Project work


Teaching Schedule

WeekClass ContentElements
1Introduction to course

Making simple games on paper
 
1,2
2

Overview of Design Document for Game proposal (Pre-production for joint game Project with ’Design Digital Simulations’)

Team allocation for project

Starting the process: simple game on paper Assessment Task 1:Making a simple game in groups (submission)

 

1,2,3
3

What are Games; rules. gameplay, background context , genre etc

playing games to aid game development

 

1,2,3,4
4

Project work

 

1,2,3,4
5Project work1,2,4
6Assignment 3: Joint Game project: Pre-production
initial discussions, Document criteria, visual designs, maps, final art, organizational structure and log etc
3,4
7Joint Game project: Pre-production1,2,3
8Joint Game project: Pre-production1,2,3
9Finalize Game Document1,2,3,4,5
10 Looking at range and types of digital games, audience1,2,3,4,5
 
11

Assessment Task 2: Game Review (submission)

1,2,3
12Looking at range and types of digital games, audience 1,2,3
13Assignment 3 submission1,2,3
14Assignment 4 : Review a Computer Game2,3,4
15Game project review & discussion (leading to Assessment Task 3)2,3,4
15Project work2,3,4,5
16Assessment Task 3  submission1,2


Learning Resources

Prescribed Texts

Internet


References

None


Other Resources

Extensive use of web for research as required.


Overview of Assessment

Assessment for this course is ongoing throughout the semester. Your knowledge of course content is assessed through participation in class exercises, practical project work and through the application of learned skills.


Assessment Tasks

This semester, a series of tasks primarily involving the research, design and understanding of games – both non digital and digital.
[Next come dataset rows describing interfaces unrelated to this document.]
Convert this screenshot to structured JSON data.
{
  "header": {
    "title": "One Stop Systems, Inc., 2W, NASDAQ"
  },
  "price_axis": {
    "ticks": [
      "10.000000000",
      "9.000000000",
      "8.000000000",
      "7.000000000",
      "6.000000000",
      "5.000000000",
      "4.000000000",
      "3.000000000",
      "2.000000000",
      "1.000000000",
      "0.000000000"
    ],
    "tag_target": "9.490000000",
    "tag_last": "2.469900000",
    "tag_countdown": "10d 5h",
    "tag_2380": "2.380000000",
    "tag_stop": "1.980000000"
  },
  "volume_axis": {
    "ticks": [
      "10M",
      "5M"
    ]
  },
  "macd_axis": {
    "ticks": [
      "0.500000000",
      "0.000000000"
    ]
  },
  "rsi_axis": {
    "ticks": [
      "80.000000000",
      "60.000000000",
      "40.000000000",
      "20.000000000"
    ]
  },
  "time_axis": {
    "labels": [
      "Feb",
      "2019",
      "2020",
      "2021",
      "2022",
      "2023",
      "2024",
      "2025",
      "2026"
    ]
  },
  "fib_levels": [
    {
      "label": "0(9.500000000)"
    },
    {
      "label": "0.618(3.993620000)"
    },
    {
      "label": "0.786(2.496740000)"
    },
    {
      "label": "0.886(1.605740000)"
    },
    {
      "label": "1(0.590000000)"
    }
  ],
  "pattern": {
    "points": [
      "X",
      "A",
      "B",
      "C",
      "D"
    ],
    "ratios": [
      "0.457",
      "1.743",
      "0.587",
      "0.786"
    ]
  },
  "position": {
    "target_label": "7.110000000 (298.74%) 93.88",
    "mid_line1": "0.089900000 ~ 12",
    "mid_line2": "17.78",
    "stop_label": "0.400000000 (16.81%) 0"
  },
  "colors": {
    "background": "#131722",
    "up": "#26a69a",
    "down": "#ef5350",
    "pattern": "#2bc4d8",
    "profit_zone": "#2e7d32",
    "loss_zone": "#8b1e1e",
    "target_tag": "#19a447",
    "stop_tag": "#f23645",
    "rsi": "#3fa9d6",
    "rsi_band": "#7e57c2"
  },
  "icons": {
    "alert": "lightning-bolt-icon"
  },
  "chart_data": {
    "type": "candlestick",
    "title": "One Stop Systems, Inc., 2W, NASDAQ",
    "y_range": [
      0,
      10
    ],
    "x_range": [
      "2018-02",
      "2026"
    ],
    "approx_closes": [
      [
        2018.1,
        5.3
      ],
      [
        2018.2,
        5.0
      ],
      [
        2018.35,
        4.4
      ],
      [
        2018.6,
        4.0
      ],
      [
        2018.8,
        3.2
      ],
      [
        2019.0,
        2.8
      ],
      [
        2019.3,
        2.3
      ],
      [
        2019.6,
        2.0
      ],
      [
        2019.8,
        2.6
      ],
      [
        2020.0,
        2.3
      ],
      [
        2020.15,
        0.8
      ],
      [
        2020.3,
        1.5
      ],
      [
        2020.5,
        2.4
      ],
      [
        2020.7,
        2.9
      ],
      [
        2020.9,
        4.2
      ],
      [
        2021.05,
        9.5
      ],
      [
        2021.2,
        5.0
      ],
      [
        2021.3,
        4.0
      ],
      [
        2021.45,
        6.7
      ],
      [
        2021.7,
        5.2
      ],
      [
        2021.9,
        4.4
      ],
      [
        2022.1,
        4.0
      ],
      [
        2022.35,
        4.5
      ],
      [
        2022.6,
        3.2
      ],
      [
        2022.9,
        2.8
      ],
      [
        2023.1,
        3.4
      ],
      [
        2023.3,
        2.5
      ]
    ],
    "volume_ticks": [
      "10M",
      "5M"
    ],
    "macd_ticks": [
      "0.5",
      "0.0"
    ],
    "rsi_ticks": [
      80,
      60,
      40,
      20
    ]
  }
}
Aspects such as design, game play, level maps  will be considered.

Formative assessment involves an on-going process of presentation, feedback and critique – in the context of peer discussion in class.  Summative assessment involves the submission of work that will be marked within the criteria presented in the assignment brief.

NB Completing ALL formative assessments is a pre-condition to be eligible to be considered for the summative assessment

Formative assessment:


Assessment Task 1: Making a simple game in groups
(Refer to assignment brief  for details)

Assessment Task 2: Game review 

(Refer to assignment brief  for details)

Summative assessment:

Assessment Task 3: Game Design Document


Assessment Task 3 will be assessed using the following grades:

CHD     Competent with High Distinction
CDI        Competent with Distinction
CC        Competent with Credit
CAG     Competency Achieved - graded
DNS     Did Not Submit for Assessment


Assessment Matrix

NA

Other Information

Attendance
The major learning experience involves studio based exercises, demonstration and production. It is strongly advised that students attend all sessions in order to engage in the required learning activities, ensuring the maximum opportunity to gain the competency.

Cover Sheet for Submissions
All students must complete a submission cover sheet for each piece of submitted work.

Plagiarism - RMIT has a strict policy on plagiarism. For more information on this policy go to Academic Integrity

Copyright
All students have access to the myRMIT copyright shell. The myRMIT copyright shell contains information on copyright, plus also examples on how to use copyright works as part of your projects and assignments.

Special consideration Policy (Late Submission)
All assessment tasks are required to be completed to a satisfactory level. If you are unable to complete any piece of assessment by the due date, you will need to apply for an extension. Please refer to the following URL for extensions and special consideration:
www.rmit.edu.au/students/specialconsideration/online

Student Progress Committee
This committee promotes the early identification of students who are not achieving acceptable academic performance. The committee provides identified students with assistance and seeks to ensure such students are aware of the range of support services available to them at the University. Student Progress Committee (SPC)

Student Feedback
Students are offered opportunities to provide feedback through a variety of mechanisms including online surveys conducted at the end of each course or semester, student complaints and Student Staff Consultative Committees

Course Overview: Access Course Overview